Plymouth Oracy Project

Plymouth Teaching School Alliance

1. Overview 

“Oracy is what the school does to support the development of children’s capacity to use speech to express their thoughts and communicate with others, in education and in life” (Alexander, 2016 cited in Menzies and Millard, 2016). Empirical evidence and local data identifies a link between poverty, language development, and learning. There is a causal relationship between oracy and progress and attainment, behaviour, social mobility, mental health, and parental engagement.

The project improved teachers’ theoretical and pedagogical understanding of dialogic talk for learning, with a particular focus on disadvantaged pupils’ oracy development and educational outcomes. Other Key Performance Indicators (KPIs) included pupil attendance, behaviour, maths reasoning, reading, writing, and, in the second phase, parental engagement. Expertise from several providers in oracy were drawn on. The project was based on existing collaborative teaching projects across schools in Plymouth, school to school support through specially trained Senior Leaders of Education (SLEs) and external evaluation from Marjons Higher Education Institute (HEI). In addition, to promote a regional focus and prepare for scalability, SLEs were trained from other TSAs in Cornwall, Torbay, North Devon, Swindon and North Wiltshire who piloted the project in their own locality.

2. Good practice to share with others interested in running school improvement projects to ensure projects deliver the intended outcome.

The main practices of the Oracy project, those that are transferable and recommended to other projects are:

  1. The project ensured the Senior Leadership Teams (SLT) and Headteachers (HTs) were involved with all key training as well as teachers and support staff. This ensured that the SLT had a good understanding of the project and ensured it was embedded within the school vision and strategic planning.
  2. SLEs and National Leaders of Education (NLEs) were used to visit schools following training sessions to support the implemenation of learning within each unique school setting.
  3. A large variety of national and international experts on the Oracy topic were used rather than only relying on local knowledge or one point of contact for the development.
  4. A project manager who has a background in teaching and can therefore understand the needs and challenges of schools was important for project success.

3. Lessons learned - What the project may do differently in the future

  1. Now that the project is running in other areas, the content and order of the training have been considered and adapted to reflect this. It is also important to have a range of cross phase, as well as separate, primary and secondary training.

4. Sustainability measures taken by projects to ensure improvement are sustained beyond the funding period.

The Project has several suggested recommendations for ensure improvements gained throughout the project are sustained beyond the funding period.

As a result of the SSIF 1 Funded Plymouth Oracy Project, there are a number of actions and activites in place to ensure sustainability of Oracy development within the South West. These include:

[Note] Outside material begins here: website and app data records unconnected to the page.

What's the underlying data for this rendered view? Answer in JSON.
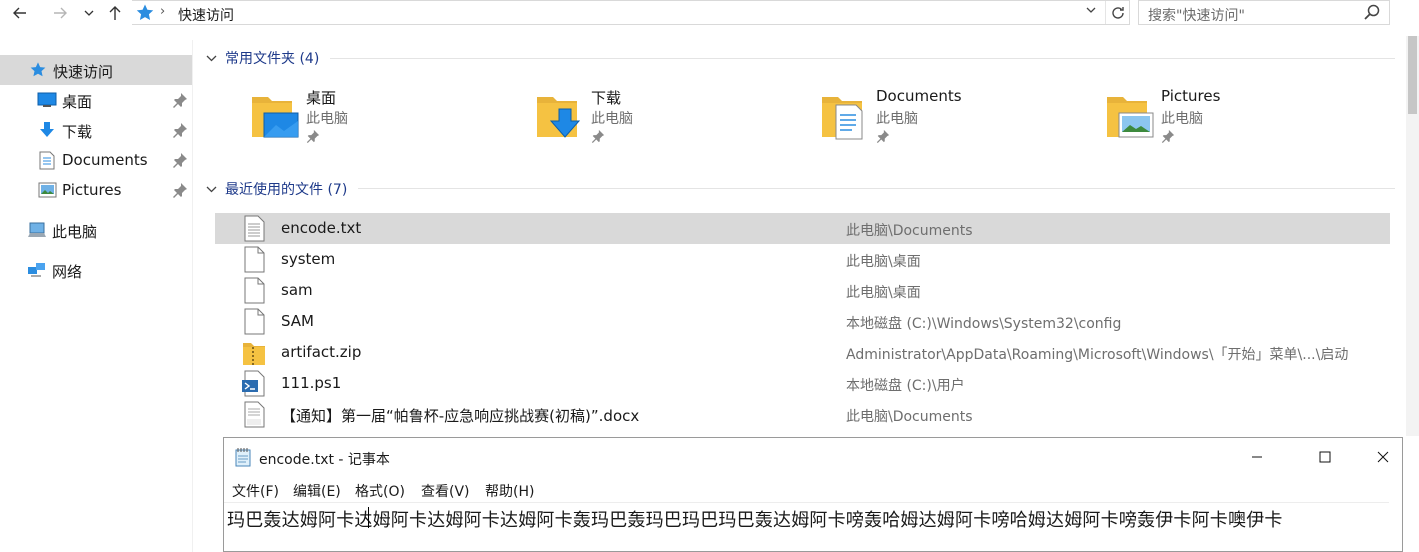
{
  "explorer": {
    "nav": {
      "back_icon": "arrow-left-icon",
      "forward_icon": "arrow-right-icon",
      "recent_icon": "chevron-down-icon",
      "up_icon": "arrow-up-icon"
    },
    "address": {
      "crumb": "快速访问",
      "location_icon": "quick-access-star-icon"
    },
    "search": {
      "placeholder": "搜索\"快速访问\""
    },
    "colors": {
      "accent": "#1e3a8a",
      "selection": "#d9d9d9",
      "folder": "#f5c242"
    }
  },
  "sidebar": {
    "items": [
      {
        "label": "快速访问",
        "icon": "quick-access-star-icon",
        "selected": true
      },
      {
        "label": "桌面",
        "icon": "desktop-icon",
        "pinned": true
      },
      {
        "label": "下载",
        "icon": "download-icon",
        "pinned": true
      },
      {
        "label": "Documents",
        "icon": "documents-icon",
        "pinned": true
      },
      {
        "label": "Pictures",
        "icon": "pictures-icon",
        "pinned": true
      },
      {
        "label": "此电脑",
        "icon": "this-pc-icon"
      },
      {
        "label": "网络",
        "icon": "network-icon"
      }
    ]
  },
  "frequent": {
    "header": "常用文件夹 (4)",
    "folders": [
      {
        "name": "桌面",
        "location": "此电脑",
        "icon": "desktop-folder-icon"
      },
      {
        "name": "下载",
        "location": "此电脑",
        "icon": "download-folder-icon"
      },
      {
        "name": "Documents",
        "location": "此电脑",
        "icon": "documents-folder-icon"
      },
      {
        "name": "Pictures",
        "location": "此电脑",
        "icon": "pictures-folder-icon"
      }
    ]
  },
  "recent": {
    "header": "最近使用的文件 (7)",
    "files": [
      {
        "name": "encode.txt",
        "path": "此电脑\\Documents",
        "icon": "text-file-icon",
        "selected": true
      },
      {
        "name": "system",
        "path": "此电脑\\桌面",
        "icon": "blank-file-icon"
      },
      {
        "name": "sam",
        "path": "此电脑\\桌面",
        "icon": "blank-file-icon"
      },
      {
        "name": "SAM",
        "path": "本地磁盘 (C:)\\Windows\\System32\\config",
        "icon": "blank-file-icon"
      },
      {
        "name": "artifact.zip",
        "path": "Administrator\\AppData\\Roaming\\Microsoft\\Windows\\「开始」菜单\\...\\启动",
        "icon": "zip-file-icon"
      },
      {
        "name": "111.ps1",
        "path": "本地磁盘 (C:)\\用户",
        "icon": "powershell-file-icon"
      },
      {
        "name": "【通知】第一届“帕鲁杯-应急响应挑战赛(初稿)”.docx",
        "path": "此电脑\\Documents",
        "icon": "docx-file-icon"
      }
    ]
  },
  "notepad": {
    "title": "encode.txt - 记事本",
    "icon": "notepad-icon",
    "menu": [
      "文件(F)",
      "编辑(E)",
      "格式(O)",
      "查看(V)",
      "帮助(H)"
    ],
    "content": "玛巴轰达姆阿卡达姆阿卡达姆阿卡达姆阿卡轰玛巴轰玛巴玛巴玛巴轰达姆阿卡嗙轰哈姆达姆阿卡嗙哈姆达姆阿卡嗙轰伊卡阿卡噢伊卡",
    "buttons": {
      "minimize": "minimize-icon",
      "maximize": "maximize-icon",
      "close": "close-icon"
    }
  }
}
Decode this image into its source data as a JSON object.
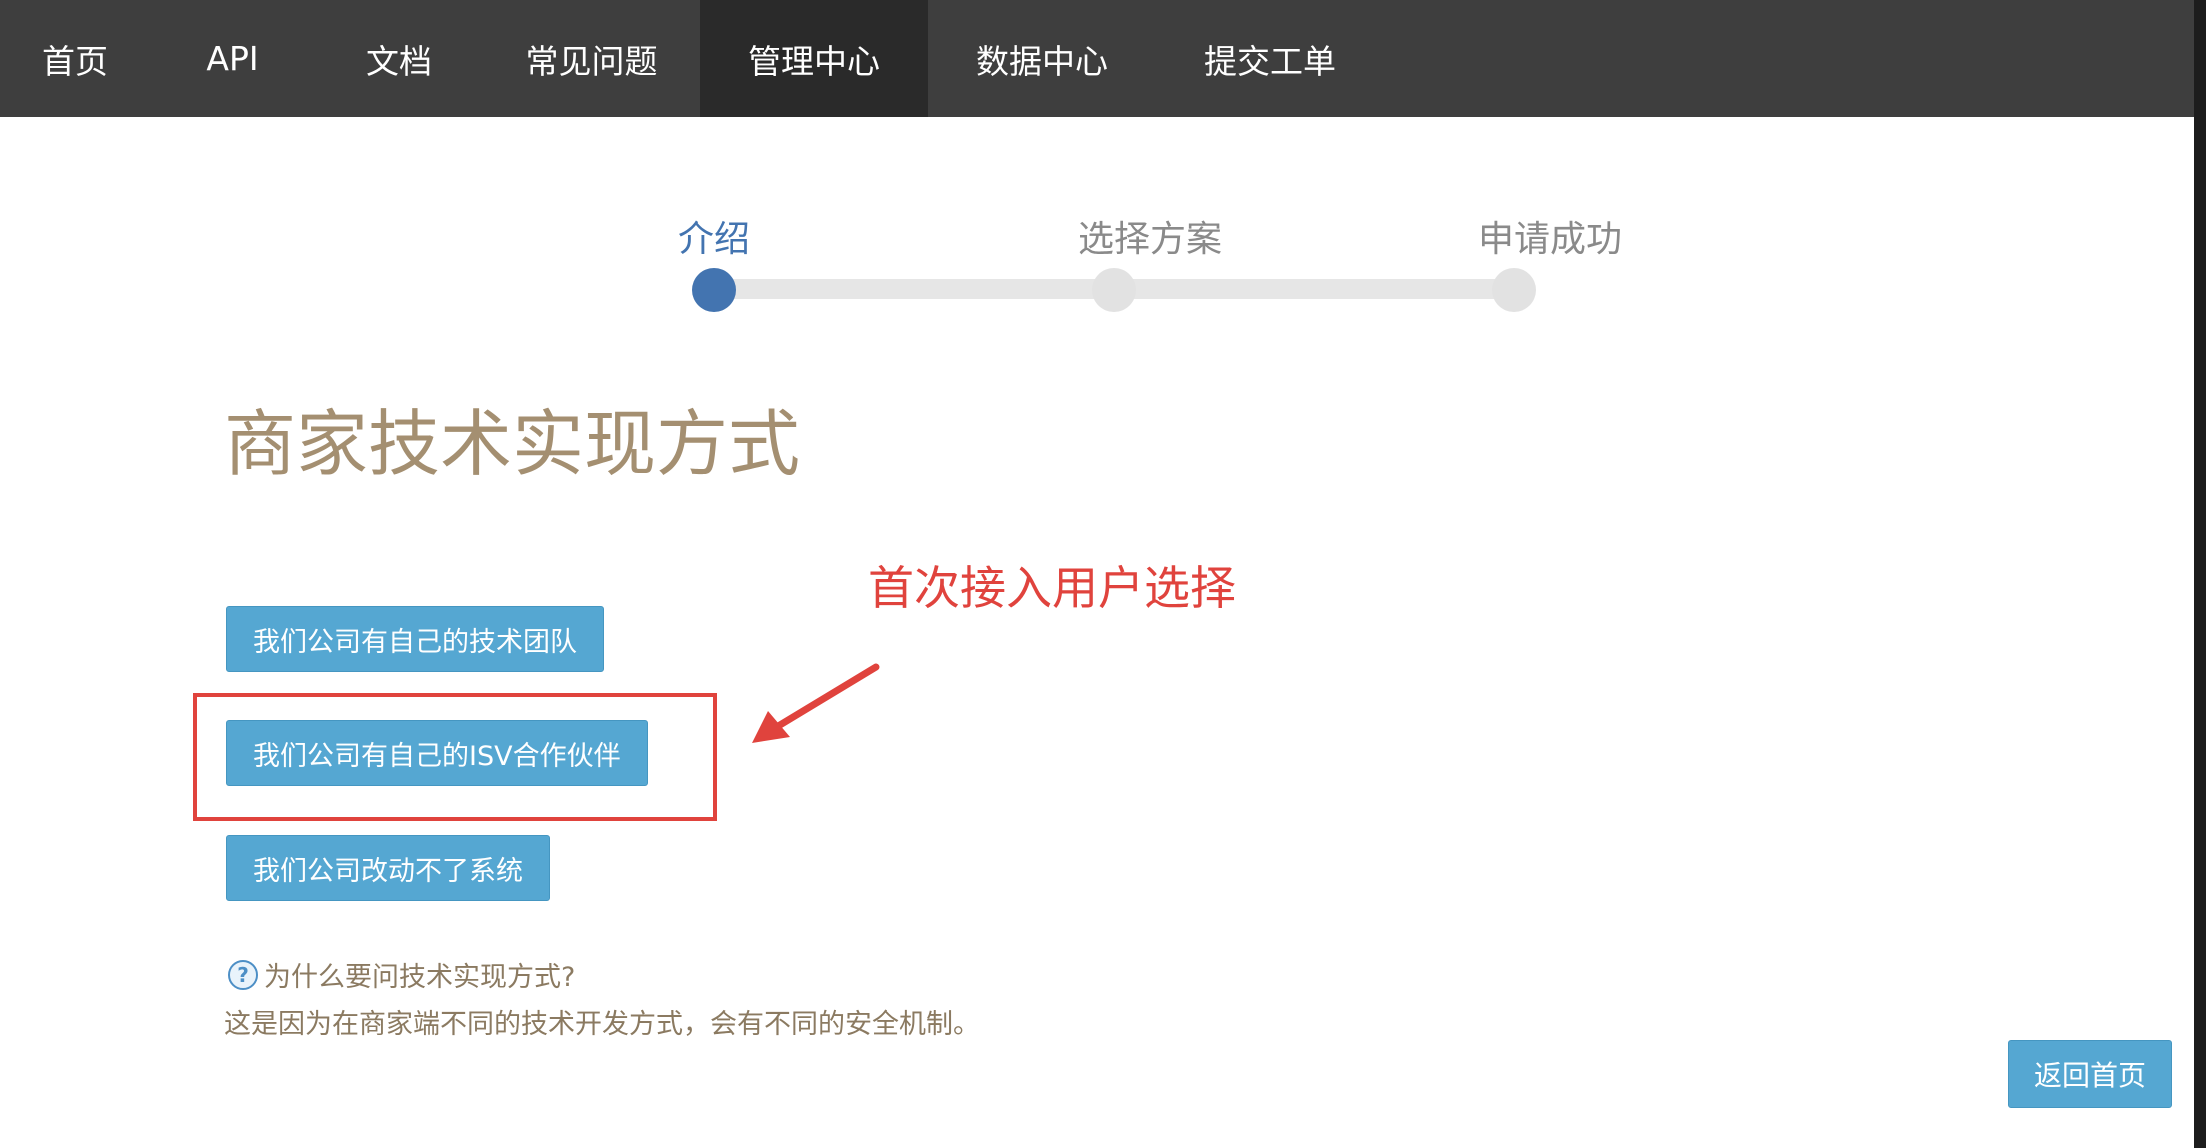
{
  "nav": {
    "items": [
      {
        "label": "首页"
      },
      {
        "label": "API"
      },
      {
        "label": "文档"
      },
      {
        "label": "常见问题"
      },
      {
        "label": "管理中心"
      },
      {
        "label": "数据中心"
      },
      {
        "label": "提交工单"
      }
    ],
    "active_index": 4
  },
  "stepper": {
    "steps": [
      {
        "label": "介绍"
      },
      {
        "label": "选择方案"
      },
      {
        "label": "申请成功"
      }
    ],
    "active_index": 0
  },
  "main": {
    "title": "商家技术实现方式",
    "options": [
      {
        "label": "我们公司有自己的技术团队"
      },
      {
        "label": "我们公司有自己的ISV合作伙伴"
      },
      {
        "label": "我们公司改动不了系统"
      }
    ],
    "help": {
      "question": "为什么要问技术实现方式?",
      "answer": "这是因为在商家端不同的技术开发方式，会有不同的安全机制。"
    },
    "back_button": "返回首页"
  },
  "annotation": {
    "text": "首次接入用户选择",
    "color": "#e0433d"
  },
  "colors": {
    "nav_bg": "#3e3e3e",
    "accent": "#4374b0",
    "button": "#55a7d2",
    "title": "#a48f71"
  }
}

  1. A PTSA Oracy Hub which will provide national and local CPD to schools in Plymouth and the South West. For 2019-20 this CPD includes Oli de Botton, Carol Sattherthwaite, Neil Mercer, Lyn Dawes, Michael Rosen and many more.
  2. PTSA Oracy training will be disemmintated to a number of regions within the South West, incorporating evaluations from previous sessions and lessons learned on the journey. The first areas this will be delivered in are Torridge and Taunton.
  3. Key research projects will continue in Plymouth schools for oracy development and these will be used to inform future practice.
  4. The Plymouth Oracy Project is presenting at a number of national events and conferences, including the national ResearchED conference in London in September. This project has developed a number of expert speakers, who are developing skills and practices further.
  5. In collaboration with Plymouth Marjon University, there are a number of article submissions on the work of the project. The first to be approved is an article in the CCT Impact magazine in September 2019. Other submissions will be made to BERA and further research institutions.
  6. The Plymouth Oracy Project 'Outcomes and Lessons Learned' have been presented to the SW REP board in July 2019 and also Region D Teaching School Meetings.